■ What you should do:
What you produce should be every line from the data that includes "this".

■ Extracted records:

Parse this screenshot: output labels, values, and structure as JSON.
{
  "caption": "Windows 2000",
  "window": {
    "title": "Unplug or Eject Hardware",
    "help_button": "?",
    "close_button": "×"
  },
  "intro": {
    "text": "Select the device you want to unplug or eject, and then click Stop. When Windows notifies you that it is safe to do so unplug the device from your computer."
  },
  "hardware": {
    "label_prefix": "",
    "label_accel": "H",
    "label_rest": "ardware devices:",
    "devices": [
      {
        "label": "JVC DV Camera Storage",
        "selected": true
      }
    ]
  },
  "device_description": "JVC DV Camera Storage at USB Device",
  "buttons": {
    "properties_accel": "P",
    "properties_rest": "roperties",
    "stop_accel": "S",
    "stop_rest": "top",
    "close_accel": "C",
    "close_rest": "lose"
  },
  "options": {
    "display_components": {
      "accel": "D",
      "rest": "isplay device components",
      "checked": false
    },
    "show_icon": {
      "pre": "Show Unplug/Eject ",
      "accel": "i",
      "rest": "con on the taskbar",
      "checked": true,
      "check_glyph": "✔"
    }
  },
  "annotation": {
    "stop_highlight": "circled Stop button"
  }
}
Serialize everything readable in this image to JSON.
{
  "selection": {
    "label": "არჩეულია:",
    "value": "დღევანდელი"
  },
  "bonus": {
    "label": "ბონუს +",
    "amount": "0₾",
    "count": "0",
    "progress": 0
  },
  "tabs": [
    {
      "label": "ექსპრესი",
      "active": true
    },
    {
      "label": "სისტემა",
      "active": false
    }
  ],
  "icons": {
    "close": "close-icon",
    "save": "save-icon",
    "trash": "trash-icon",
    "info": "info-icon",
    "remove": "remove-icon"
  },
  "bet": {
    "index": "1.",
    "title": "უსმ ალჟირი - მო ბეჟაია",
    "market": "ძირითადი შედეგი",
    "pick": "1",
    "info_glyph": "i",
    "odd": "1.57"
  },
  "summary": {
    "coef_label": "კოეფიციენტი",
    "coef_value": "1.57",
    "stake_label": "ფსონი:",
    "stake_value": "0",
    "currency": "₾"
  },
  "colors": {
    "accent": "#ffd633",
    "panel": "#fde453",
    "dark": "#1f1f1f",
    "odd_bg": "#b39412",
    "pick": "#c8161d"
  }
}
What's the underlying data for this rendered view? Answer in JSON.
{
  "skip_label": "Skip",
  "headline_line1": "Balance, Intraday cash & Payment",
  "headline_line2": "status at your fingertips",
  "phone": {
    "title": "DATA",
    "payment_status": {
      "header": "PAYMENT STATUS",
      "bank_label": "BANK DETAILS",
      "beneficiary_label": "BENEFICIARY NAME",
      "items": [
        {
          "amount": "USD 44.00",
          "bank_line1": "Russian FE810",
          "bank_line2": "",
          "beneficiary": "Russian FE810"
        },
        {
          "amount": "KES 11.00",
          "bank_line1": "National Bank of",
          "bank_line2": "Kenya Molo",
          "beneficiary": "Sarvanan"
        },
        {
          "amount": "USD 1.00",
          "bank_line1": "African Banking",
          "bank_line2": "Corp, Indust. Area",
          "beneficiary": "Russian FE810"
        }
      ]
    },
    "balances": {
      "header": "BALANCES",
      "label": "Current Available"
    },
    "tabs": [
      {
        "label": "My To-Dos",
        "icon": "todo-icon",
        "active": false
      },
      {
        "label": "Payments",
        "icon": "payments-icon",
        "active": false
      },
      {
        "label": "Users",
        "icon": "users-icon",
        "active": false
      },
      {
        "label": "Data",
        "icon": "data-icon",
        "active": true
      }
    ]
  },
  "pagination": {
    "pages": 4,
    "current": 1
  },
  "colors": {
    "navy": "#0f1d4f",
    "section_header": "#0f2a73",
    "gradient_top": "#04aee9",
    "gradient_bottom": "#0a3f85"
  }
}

■ Answer for the task:
Parse this screenshot: output labels, values, and structure as JSON.
Serialize everything readable in this image to JSON.
What's the underlying data for this rendered view? Answer in JSON.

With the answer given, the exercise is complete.